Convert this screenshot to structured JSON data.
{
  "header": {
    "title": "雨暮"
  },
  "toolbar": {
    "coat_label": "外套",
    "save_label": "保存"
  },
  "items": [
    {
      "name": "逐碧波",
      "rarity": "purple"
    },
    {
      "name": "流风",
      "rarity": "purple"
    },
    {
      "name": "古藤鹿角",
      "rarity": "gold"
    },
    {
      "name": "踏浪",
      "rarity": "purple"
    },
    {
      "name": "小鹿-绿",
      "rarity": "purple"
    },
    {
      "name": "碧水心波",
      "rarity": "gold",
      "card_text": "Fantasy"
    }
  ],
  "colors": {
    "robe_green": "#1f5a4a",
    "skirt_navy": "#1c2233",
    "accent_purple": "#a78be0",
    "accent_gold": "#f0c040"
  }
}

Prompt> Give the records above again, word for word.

Completed task>
Convert this screenshot to structured JSON data.
{
  "header": {
    "title": "雨暮"
  },
  "toolbar": {
    "coat_label": "外套",
    "save_label": "保存"
  },
  "items": [
    {
      "name": "逐碧波",
      "rarity": "purple"
    },
    {
      "name": "流风",
      "rarity": "purple"
    },
    {
      "name": "古藤鹿角",
      "rarity": "gold"
    },
    {
      "name": "踏浪",
      "rarity": "purple"
    },
    {
      "name": "小鹿-绿",
      "rarity": "purple"
    },
    {
      "name": "碧水心波",
      "rarity": "gold",
      "card_text": "Fantasy"
    }
  ],
  "colors": {
    "robe_green": "#1f5a4a",
    "skirt_navy": "#1c2233",
    "accent_purple": "#a78be0",
    "accent_gold": "#f0c040"
  }
}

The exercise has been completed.